How to Grow Microgreens

Learn how to grow microgreens with this money-saving garden project.

If you’re an impatient gardener like me, microgreens might just be your thing.  Microgreens are vegetable and herb plants grown only to the stage of their first few baby leaves. Super-high in nutrients, they’re harvested by snipping the stems just above the soil and are enjoyed in a variety of dishes—often in upscale restaurants. When they’re available in supermarkets at all, prices are eye-popping, so learning how to grow microgreens yourself is the way to go. Fortunately, this garden project is extremely easy.


  • Soilless planting mix
  • Fork
  • Spray bottle
  • Container – Clear-lidded plastic containers make excellent mini-greenhouses.
  • Seeds – Purchase a packet of a microgreens blend or select individual packets and blend your own. Good choices include lettuce, arugula, broccoli, celery, radish, beet, chard, herbs and Asian greens.

Step-By-Step Instructions:

Step 1

Poke a couple of ventilation holes in the top of your greenhouse container. Moisten the soilless mix in a separate container, blending well to allow the water to be absorbed. Fill container about 1 inch deep with the moist planting medium. Use the fork to smooth the surface.

Step 2

Sow the seeds about 1/8 inch to ¼ inch apart. Gently tamp down the seeds with your fingers. Mist the seeds with the sprayer and close the container or cover with plastic wrap. Place in a sunny window and wait.  You may see some activity as soon as the next day.

Step 3

Mist with water as the planting medium begins to feel dry. When the plants have a few leaves, take your scissors and harvest the tiny bounty. Rinse gently and store as you would lettuce in a crisper.

Enjoy your microgreens with these suggestions:

  • Toss with a subtly flavored vinaigrette and serve over fresh mozzarella and slices of heirloom tomatoes.
  • Use as an artistic topknot atop a tender filet.
  • Mix into a salad of tender lettuce for extra zing and interest.
  • Garnish canapés and other -appetizers for a party.
  • Add to sandwiches instead of alfalfa sprouts.
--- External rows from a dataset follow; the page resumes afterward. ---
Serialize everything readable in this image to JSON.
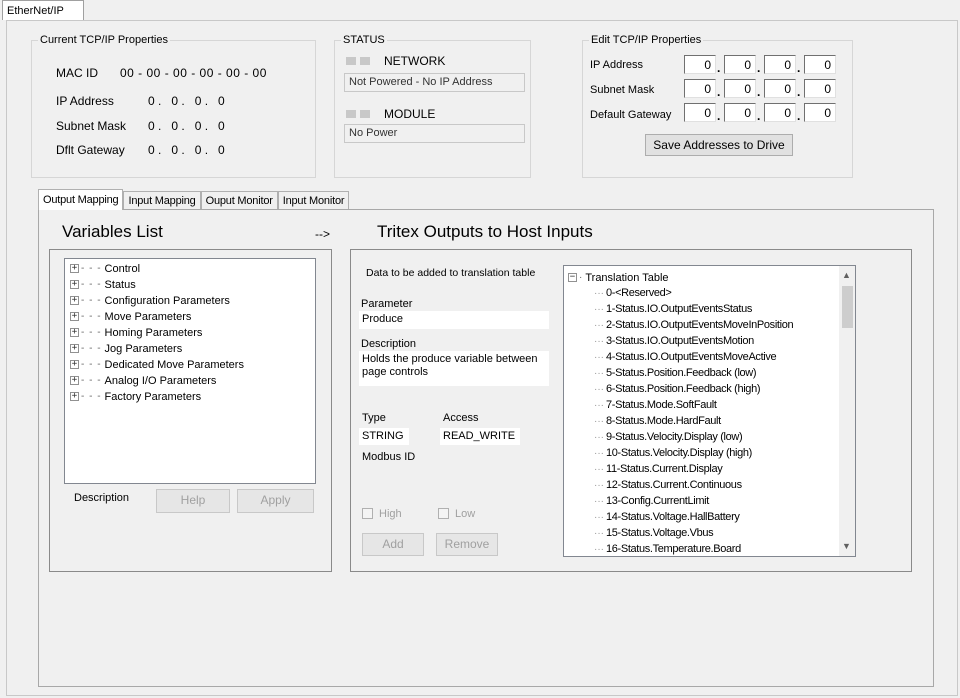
{
  "top_tab": {
    "label": "EtherNet/IP"
  },
  "current_props": {
    "legend": "Current TCP/IP Properties",
    "mac_label": "MAC ID",
    "mac_value": "00 -  00 -  00 -  00 -  00 -  00",
    "ip_label": "IP Address",
    "ip_value": "0 .   0 .   0 .   0",
    "subnet_label": "Subnet Mask",
    "subnet_value": "0 .   0 .   0 .   0",
    "gateway_label": "Dflt Gateway",
    "gateway_value": "0 .   0 .   0 .   0"
  },
  "status": {
    "legend": "STATUS",
    "network_label": "NETWORK",
    "network_value": "Not Powered - No IP Address",
    "module_label": "MODULE",
    "module_value": "No Power"
  },
  "edit_props": {
    "legend": "Edit TCP/IP Properties",
    "ip_label": "IP Address",
    "subnet_label": "Subnet Mask",
    "gateway_label": "Default Gateway",
    "ip": [
      "0",
      "0",
      "0",
      "0"
    ],
    "subnet": [
      "0",
      "0",
      "0",
      "0"
    ],
    "gateway": [
      "0",
      "0",
      "0",
      "0"
    ],
    "save_button": "Save Addresses to Drive"
  },
  "tabs": [
    "Output Mapping",
    "Input Mapping",
    "Ouput Monitor",
    "Input Monitor"
  ],
  "variables": {
    "title": "Variables List",
    "arrow": "-->",
    "items": [
      "Control",
      "Status",
      "Configuration Parameters",
      "Move Parameters",
      "Homing Parameters",
      "Jog Parameters",
      "Dedicated Move Parameters",
      "Analog I/O Parameters",
      "Factory Parameters"
    ],
    "description_label": "Description",
    "help_button": "Help",
    "apply_button": "Apply"
  },
  "outputs": {
    "title": "Tritex Outputs to Host Inputs",
    "data_header": "Data to be added to translation table",
    "parameter_label": "Parameter",
    "parameter_value": "Produce",
    "description_label": "Description",
    "description_value": "Holds the produce variable between page controls",
    "type_label": "Type",
    "type_value": "STRING",
    "access_label": "Access",
    "access_value": "READ_WRITE",
    "modbus_label": "Modbus ID",
    "high_label": "High",
    "low_label": "Low",
    "add_button": "Add",
    "remove_button": "Remove"
  },
  "translation": {
    "root": "Translation Table",
    "items": [
      "0-<Reserved>",
      "1-Status.IO.OutputEventsStatus",
      "2-Status.IO.OutputEventsMoveInPosition",
      "3-Status.IO.OutputEventsMotion",
      "4-Status.IO.OutputEventsMoveActive",
      "5-Status.Position.Feedback (low)",
      "6-Status.Position.Feedback (high)",
      "7-Status.Mode.SoftFault",
      "8-Status.Mode.HardFault",
      "9-Status.Velocity.Display (low)",
      "10-Status.Velocity.Display (high)",
      "11-Status.Current.Display",
      "12-Status.Current.Continuous",
      "13-Config.CurrentLimit",
      "14-Status.Voltage.HallBattery",
      "15-Status.Voltage.Vbus",
      "16-Status.Temperature.Board"
    ]
  }
}
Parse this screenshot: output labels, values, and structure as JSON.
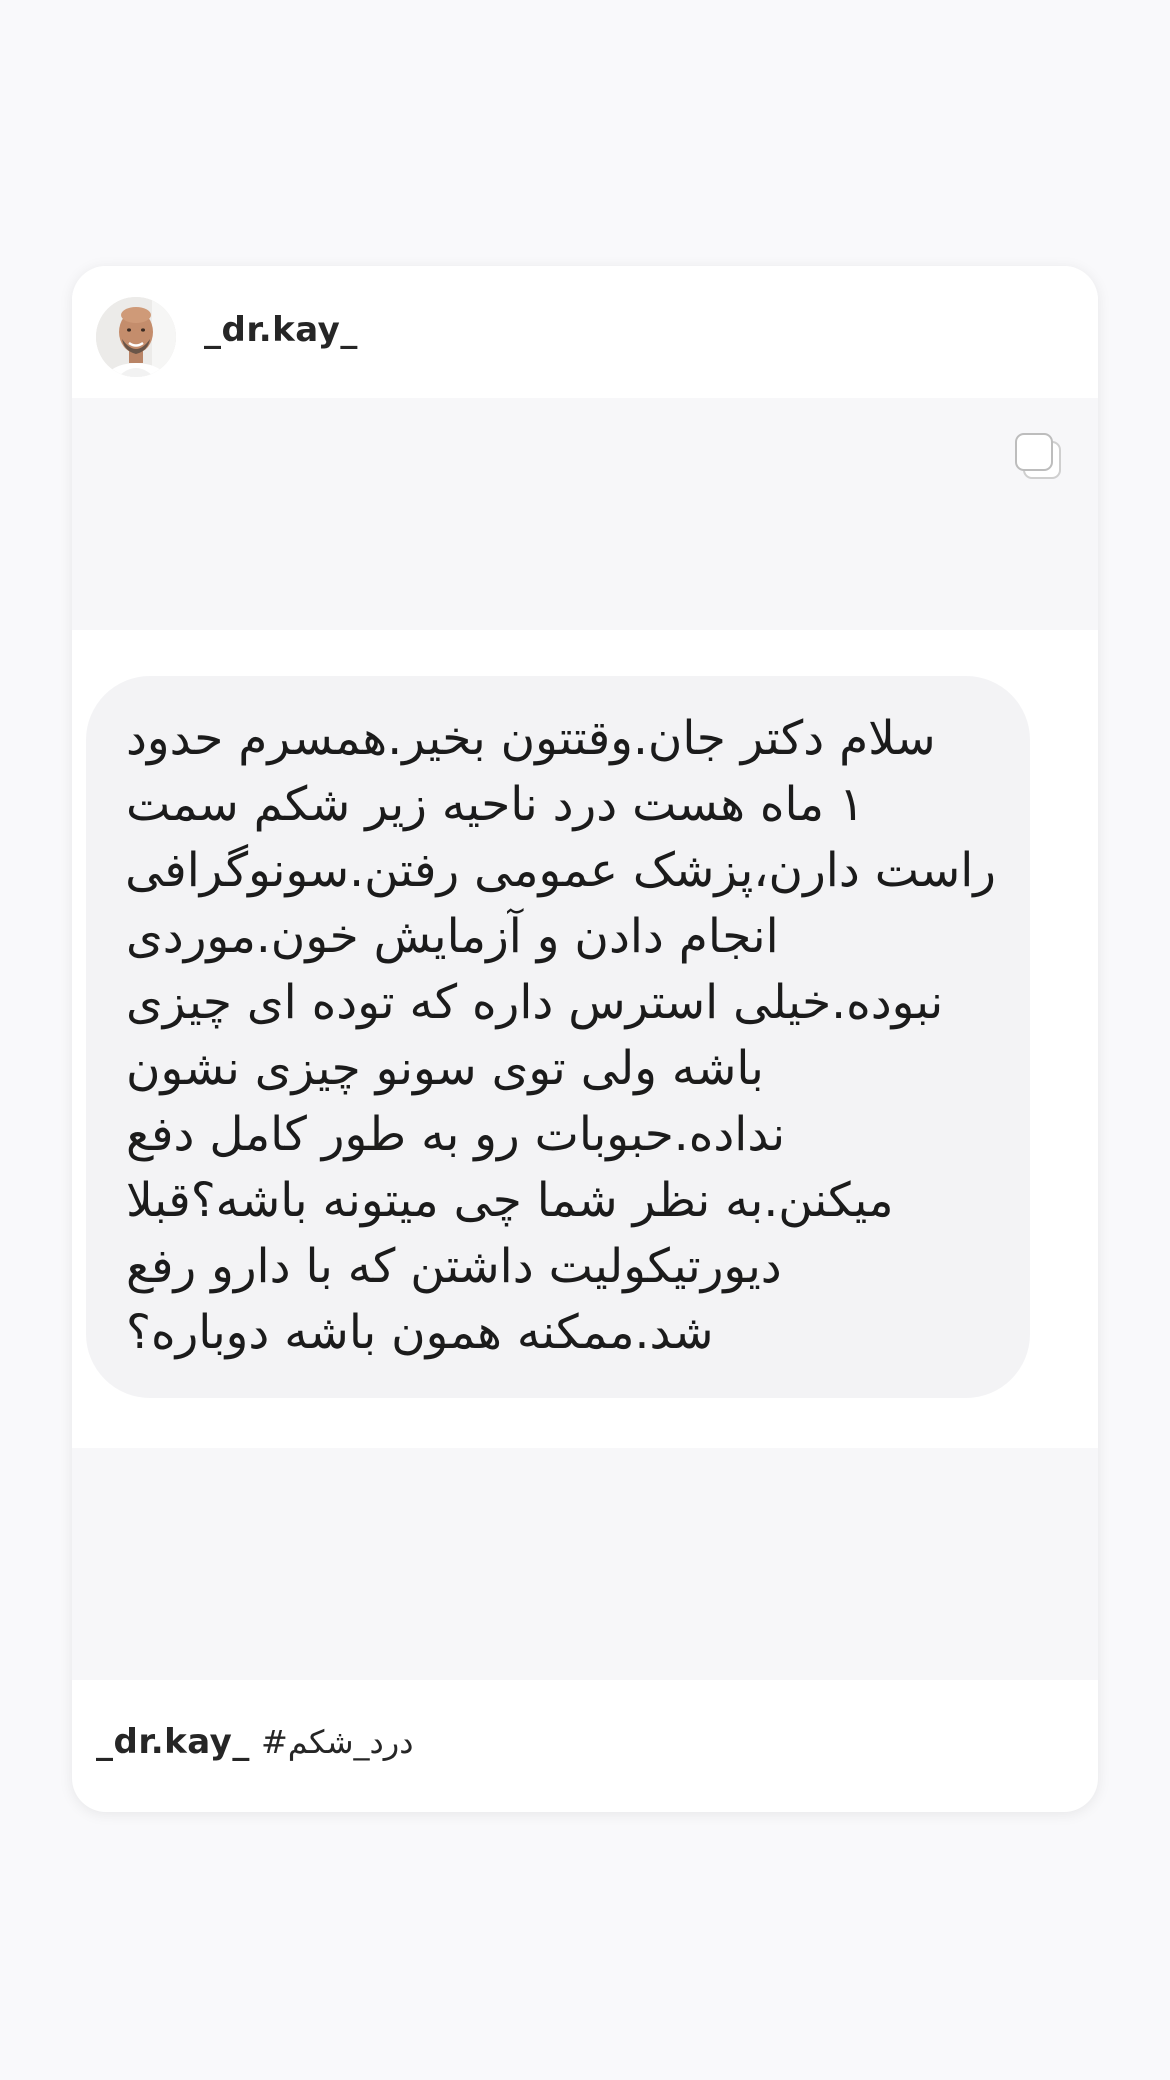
{
  "post": {
    "username": "_dr.kay_",
    "message_lines": [
      "سلام دکتر جان.وقتتون بخیر.همسرم حدود",
      "۱ ماه هست درد ناحیه زیر شکم سمت",
      "راست دارن،پزشک عمومی رفتن.سونوگرافی",
      "انجام دادن و آزمایش خون.موردی",
      "نبوده.خیلی استرس داره که توده ای چیزی",
      "باشه ولی توی سونو چیزی نشون",
      "نداده.حبوبات رو به طور کامل دفع",
      "میکنن.به نظر شما چی میتونه باشه؟قبلا",
      "دیورتیکولیت داشتن که با دارو رفع",
      "شد.ممکنه همون باشه دوباره؟"
    ]
  },
  "caption": {
    "username": "_dr.kay_",
    "hashtag": "#درد_شکم"
  },
  "icons": {
    "multi_post": "multiple-images-icon"
  },
  "colors": {
    "background": "#f9f9fb",
    "card": "#ffffff",
    "bubble": "#f3f3f5",
    "text": "#262626"
  }
}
Daisy Siskin
Daisy Siskin is the co-author of the website Little House in the Suburbs.